A strategic plan is an organization’s process of defining its strategy or direction and making decisions on how to allocate resources to pursue this strategy.
The Eastern Market plan was commissioned in 2019 by the City Council at a cost of $300,000. Authors Archive Group PCS presented 12 recommendations supported by 52 strategies.
At the Eastern Market Community Advisory Community (EMCAC) meeting held virtually on July 28th, long-time member Tom Kuchenberg expressed frustration and wondered whence the plan had disappeared.
Kuchenberg and asked Market Manager Barry Margeson whether anybody in District government was working on an implementation timeline and whether there is any likelihood there would be forward movement. Or, Kuchenberg asked, “will it be filed in the library of other strategic plans?”
The plan was delivered Nov. 20, 2020 to EMCAC and the Department of General Services (DGS), the agency that employs Margeson. There has been little to no visible movement from the agency as the decision-makers work their way through the required process of implementation.
Margeson said the plan was in discussion and reassured EMCAC that these were ongoing. “I will say this,” Margeson told the meeting, “I don’t think this will be filed. The folks in these discussion are interested in making progress but I cannot give you any more update than that.”
The next step is for DGS to allocate funding for plan implementation and to prioritize recommendations. A transition committee must then be appointed to guide the process.
Market Manager’s Report
Margeson reported that Market revenues are “doin’ okay” and stated that projected revenue for the remaining fiscal year are unchanged. Margeson had previously expressed a hope that there might be yet another significant revenue jump but conceded current revenue is plateauing at $500k to $550k with a shortfall currently projected at around $134,303.

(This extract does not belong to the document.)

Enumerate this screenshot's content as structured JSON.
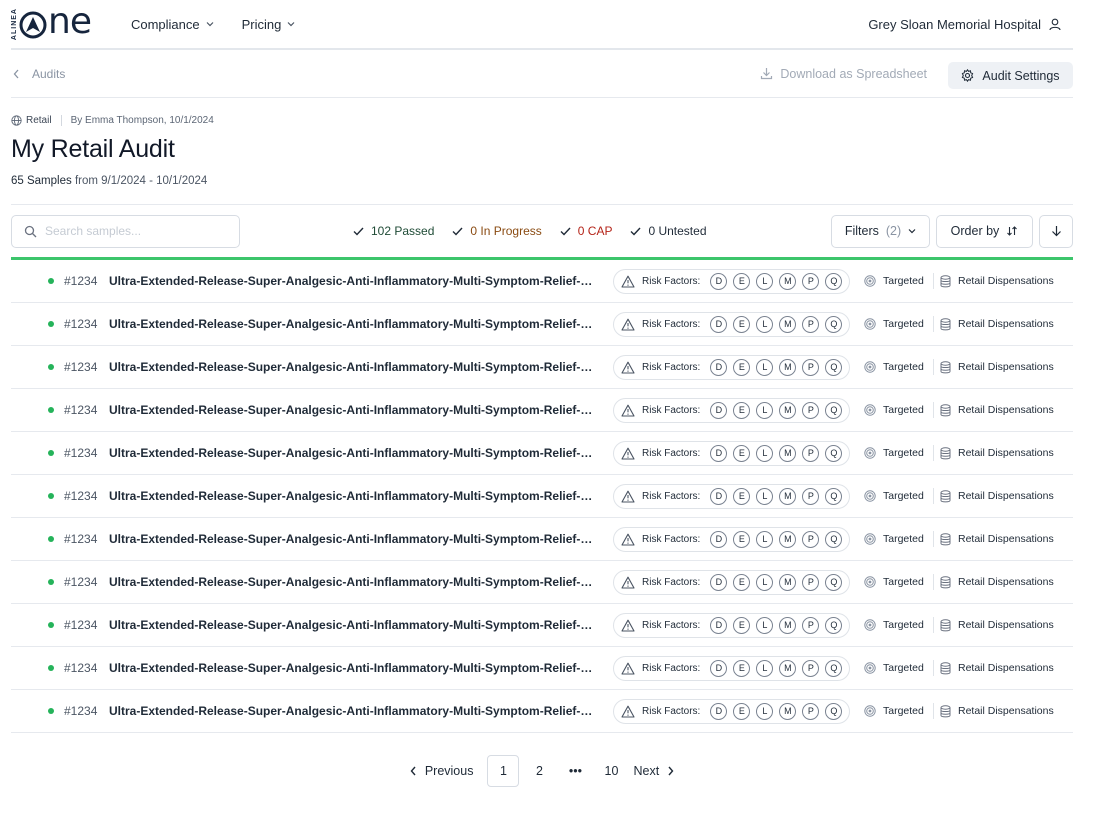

North Hall revenues, source of most of the Market’s decade-long growth, have been dramatically affected by the inability to book large groups and gatherings as the District has again tightened COVID-related restrictions. The North Hall is on pace to its grimmest revenue year as the fiscal year winds to a close in September.
EMCAC member Susan Oursler reported on a “pricing” meeting held on July 20th. North Hall management did a deep dive to consider rental rates in an effort to remain competitive as they evaluate where they sit in the present market. Even as Oursler reported on how impressive the North Hall’s presentation was, she reminded EMCAC members that it was difficult to find a similar site to use for comparison as Eastern Market is singular in its uniqueness.
The pre-pandemic North Hall did a brisk and lucrative private events business. What is little known in the community is that the North Hall has, as part of its enabling legislation, an obligation to have widespread community use. It is not just a token gesture, but a allows for a substantive calendar of community events that are affordable.
The New Market Hours are:
- Farmers’ Line: weekend 8 a.m. till 3 p.m.
- Arts & Crafts: weekend 9 a.m. till 4 p.m.
- South Hall weekly: Tues thru Sat 8 a.m. till 6 p.m.
- South Hall Sunday: 8 am. till 5 p.m.
Eastern Market is closed Mondays. Masks continue to be required at the Market.
Peter J Waldron is a long time Hill resident and former Chair of ANC 6B, and has been reporting on the Eastern Market for thirteen years. Waldron can be reached at peter218@ prodigy.net.